LIC (Ligation-Independent Cloning) vectors




A paper describing ligation-independent cloning vectors constructed for high-throughput cloning and purification of proteins.


Fifteen related ligation-independent cloning vectors were constructed for high-throughput cloning and purification of proteins. The vectors encode a Tobacco Etch Virus (TEV) protease site for removal of tags that facilitate protein purification (His-tag) or improve solubility (MBP, GST). Specialized vectors allow coexpression and copurification of interacting proteins, or in vivo removal of MBP by Tobacco Vein Mottling Virus (TVMV) protease to improve screening and purification. All target genes and vectors are processed by the same protocols, which we describe here.

We developed a set of superior LIC vectors tailored specifically for automated purification of proteins for crystallization. Details of these vectors can be found at More information can be found in the 2011 review by Kim, et al.


Eschenfeldt WH, Lucy S, Millard CS, Joachimiak A, Mark ID. "A family of LIC vectors for high-throughput cloning and purification of proteins." Methods Mol. Biol. 498, 105-15 (2009). PubMed ID: 18988021 | Search SBKB Publications portal | PMC Link

Nallamsetty S, Kapust RB, Tözsér J, Cherry S, Tropea JE, Copeland TD, Waugh DS. "Efficient site-specific processing of fusion proteins by tobacco vein mottling virus protease in vivo and in vitro." Protein Expr Purif. 38, 108-15 (2004). PubMed ID:15477088

Kim Y, Babnigg G, Jedrzejczak R, Eschenfeldt WH, Li H, Maltseva N, Hatzos-Skintges C, Gu M, Makowska-Grzyska M, Wu R, An H, Chhor G, Joachimiak A. "High-throughput protein purification and quality assessment for crystallization." Methods. 55:12-28 (2011). PubMed ID: 21907284 | Search SBKB Publications portal


Mark Donnelly, Email:

Midwest Center for Structural Genomics


Vectors are available from the PSI:Biology-Materials Repository.

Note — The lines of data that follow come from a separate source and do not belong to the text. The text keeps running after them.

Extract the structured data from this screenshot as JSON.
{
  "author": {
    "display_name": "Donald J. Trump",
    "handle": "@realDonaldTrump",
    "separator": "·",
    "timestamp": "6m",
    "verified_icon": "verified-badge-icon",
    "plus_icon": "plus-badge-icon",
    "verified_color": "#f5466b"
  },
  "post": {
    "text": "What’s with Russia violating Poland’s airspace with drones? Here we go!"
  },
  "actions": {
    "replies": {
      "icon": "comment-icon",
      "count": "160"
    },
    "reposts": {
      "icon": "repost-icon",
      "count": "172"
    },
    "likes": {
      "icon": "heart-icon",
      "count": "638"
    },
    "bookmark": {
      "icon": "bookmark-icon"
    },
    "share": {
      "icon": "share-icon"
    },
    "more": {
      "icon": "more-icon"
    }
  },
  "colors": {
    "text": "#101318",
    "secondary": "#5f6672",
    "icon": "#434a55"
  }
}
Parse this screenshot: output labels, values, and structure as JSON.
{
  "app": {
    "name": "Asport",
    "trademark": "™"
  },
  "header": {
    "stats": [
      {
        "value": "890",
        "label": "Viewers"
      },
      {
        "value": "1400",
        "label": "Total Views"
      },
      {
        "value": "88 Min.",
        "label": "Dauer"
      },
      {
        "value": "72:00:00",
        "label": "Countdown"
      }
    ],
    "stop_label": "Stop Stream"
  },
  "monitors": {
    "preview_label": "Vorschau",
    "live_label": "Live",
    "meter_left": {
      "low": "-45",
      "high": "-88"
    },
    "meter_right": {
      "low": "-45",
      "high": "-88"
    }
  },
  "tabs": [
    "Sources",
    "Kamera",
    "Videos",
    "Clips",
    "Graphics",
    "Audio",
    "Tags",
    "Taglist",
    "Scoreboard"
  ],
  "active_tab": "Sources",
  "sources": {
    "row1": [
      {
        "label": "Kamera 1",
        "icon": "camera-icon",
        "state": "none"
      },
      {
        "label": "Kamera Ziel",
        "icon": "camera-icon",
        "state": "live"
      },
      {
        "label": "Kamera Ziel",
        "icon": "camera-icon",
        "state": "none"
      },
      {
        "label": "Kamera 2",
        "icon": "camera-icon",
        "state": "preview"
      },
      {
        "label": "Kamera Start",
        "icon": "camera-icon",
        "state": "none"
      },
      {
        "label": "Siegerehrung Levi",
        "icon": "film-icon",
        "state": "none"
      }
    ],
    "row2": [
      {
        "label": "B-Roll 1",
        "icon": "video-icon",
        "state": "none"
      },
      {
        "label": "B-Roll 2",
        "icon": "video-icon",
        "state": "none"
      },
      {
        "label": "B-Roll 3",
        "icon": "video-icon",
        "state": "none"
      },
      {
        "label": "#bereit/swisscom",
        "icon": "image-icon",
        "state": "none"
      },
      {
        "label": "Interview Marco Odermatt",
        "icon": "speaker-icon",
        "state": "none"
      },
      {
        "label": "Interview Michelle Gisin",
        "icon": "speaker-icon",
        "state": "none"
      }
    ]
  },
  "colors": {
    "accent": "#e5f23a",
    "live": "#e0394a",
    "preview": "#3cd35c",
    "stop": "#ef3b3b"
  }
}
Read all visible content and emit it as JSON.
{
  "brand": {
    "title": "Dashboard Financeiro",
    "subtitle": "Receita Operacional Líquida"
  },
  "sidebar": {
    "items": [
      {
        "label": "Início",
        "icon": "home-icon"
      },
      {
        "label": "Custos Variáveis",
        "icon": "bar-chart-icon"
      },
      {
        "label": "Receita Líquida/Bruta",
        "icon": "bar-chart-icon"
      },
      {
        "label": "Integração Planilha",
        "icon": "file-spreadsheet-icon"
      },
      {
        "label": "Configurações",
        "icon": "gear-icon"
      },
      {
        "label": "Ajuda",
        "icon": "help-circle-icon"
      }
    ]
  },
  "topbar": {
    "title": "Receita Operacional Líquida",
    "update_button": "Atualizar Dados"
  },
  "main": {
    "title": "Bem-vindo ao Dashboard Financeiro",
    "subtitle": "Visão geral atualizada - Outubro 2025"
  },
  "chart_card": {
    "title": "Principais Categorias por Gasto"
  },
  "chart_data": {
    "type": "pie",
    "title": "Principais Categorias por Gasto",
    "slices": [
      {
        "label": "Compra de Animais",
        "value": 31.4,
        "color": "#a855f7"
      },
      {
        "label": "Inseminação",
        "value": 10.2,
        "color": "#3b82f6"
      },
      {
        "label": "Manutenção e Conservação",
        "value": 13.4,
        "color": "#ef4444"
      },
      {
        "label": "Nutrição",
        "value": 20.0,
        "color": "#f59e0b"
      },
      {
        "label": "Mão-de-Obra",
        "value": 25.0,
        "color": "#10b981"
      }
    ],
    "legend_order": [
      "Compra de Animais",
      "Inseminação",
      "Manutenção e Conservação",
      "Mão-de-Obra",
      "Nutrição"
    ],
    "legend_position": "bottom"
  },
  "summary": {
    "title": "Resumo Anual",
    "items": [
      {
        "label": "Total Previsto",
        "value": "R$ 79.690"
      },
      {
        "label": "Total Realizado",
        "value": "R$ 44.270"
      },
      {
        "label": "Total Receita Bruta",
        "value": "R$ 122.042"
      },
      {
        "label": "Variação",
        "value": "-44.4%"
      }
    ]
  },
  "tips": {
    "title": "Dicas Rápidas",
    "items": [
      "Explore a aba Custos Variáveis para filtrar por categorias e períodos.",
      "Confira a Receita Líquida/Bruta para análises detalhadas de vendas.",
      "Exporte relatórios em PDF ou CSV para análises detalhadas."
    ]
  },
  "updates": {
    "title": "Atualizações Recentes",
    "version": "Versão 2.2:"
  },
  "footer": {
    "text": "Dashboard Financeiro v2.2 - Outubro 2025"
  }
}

share on Facebook Tweet This share on LinkedIn add Google Bookmark add to delicious Share on reddit share on StumbleUpon Digg this

Last edited:Fri 09 Mar 2012 - 4 years, 7 months ago